Labour leadership crisis deepens as Tom Watson abandons peace talks
Angela Eagle has announced she is to launch her Labour leadership bid on Monday.
It comes as peace talks aimed at finding a way out of Labour's leadership crisis have been abandoned by deputy leader Tom Watson because Jeremy Corbyn's refusal to stand down means there is no chance of progress.
Watson said Corbyn's declaration that he would continue "come what may" meant "there is no realistic prospect of reaching a compromise" over his future.
"It is with regret and profound sadness that I have concluded there is little to be achieved by pursuing wider conversations with our union affiliates at this time," Watson said.
"The Labour Party was founded with the explicit aim of pursuing the parliamentary path to socialism. Every Labour leader needs to command the support of their MPs in the Parliamentary Labour Party (PLP), as well as party members, in order to achieve that.
"It is clear to all that Jeremy has lost the support of the PLP, with little prospect of regaining it."
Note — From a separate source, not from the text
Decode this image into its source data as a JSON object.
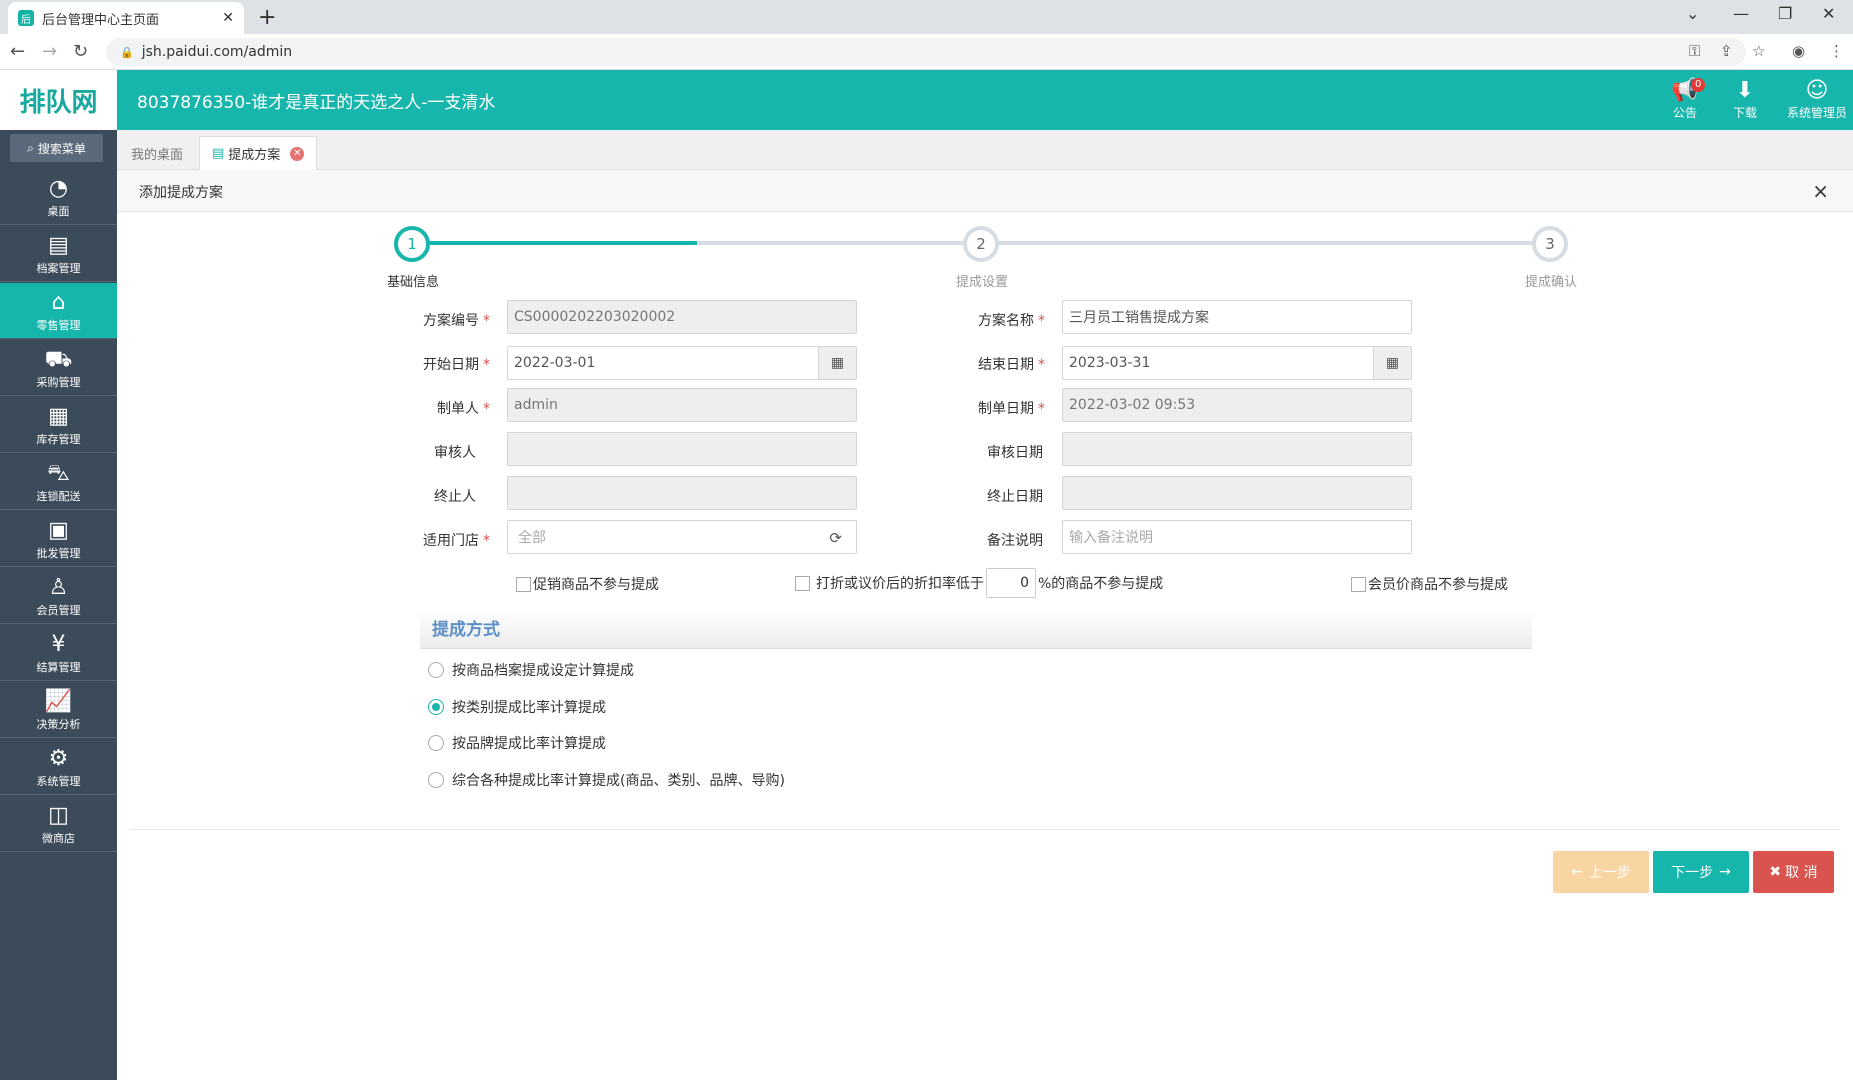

A crisis meeting had been expected to take place in Brighton on Sunday before the giant unions' conference in a final effort to break the deadlock over Corbyn's future.
Watson's statement means it is now more likely that Corbyn will face a leadership contest, with Angela Eagle thought to be the most likely potential challenger.
The statement came as the defiant Labour leader attended the Durham Miners' Gala.
The deputy leader said: "At the Parliamentary Labour Party meeting on Monday I gave a commitment to hold talks with union representatives to find a way forward for our party.
"Since then I have met with Unite general secretary Len McCluskey along with John Cryer, the chair of the PLP, and chief whip Rosie Winterton.
"I felt we made significant progress during those talks, which were designed to find a solution to the impasse the party finds itself in. It is my strong belief that those discussions could have formed a basis for further talks with union representatives.
"However, since the talks began Jeremy has publicly declared his intention to continue as leader come what may.
"This means there is no realistic prospect of reaching a compromise that satisfies the majority of colleagues in the PLP.
"I want to thank Len McCluskey for the good faith he has shown during our conversations, which have been conducted in a spirit of openness and comradeship throughout.
"We need a strong and united Labour party in Parliament. I will continue to do everything I can to achieve this.
"If circumstances change I hope talks can be resumed."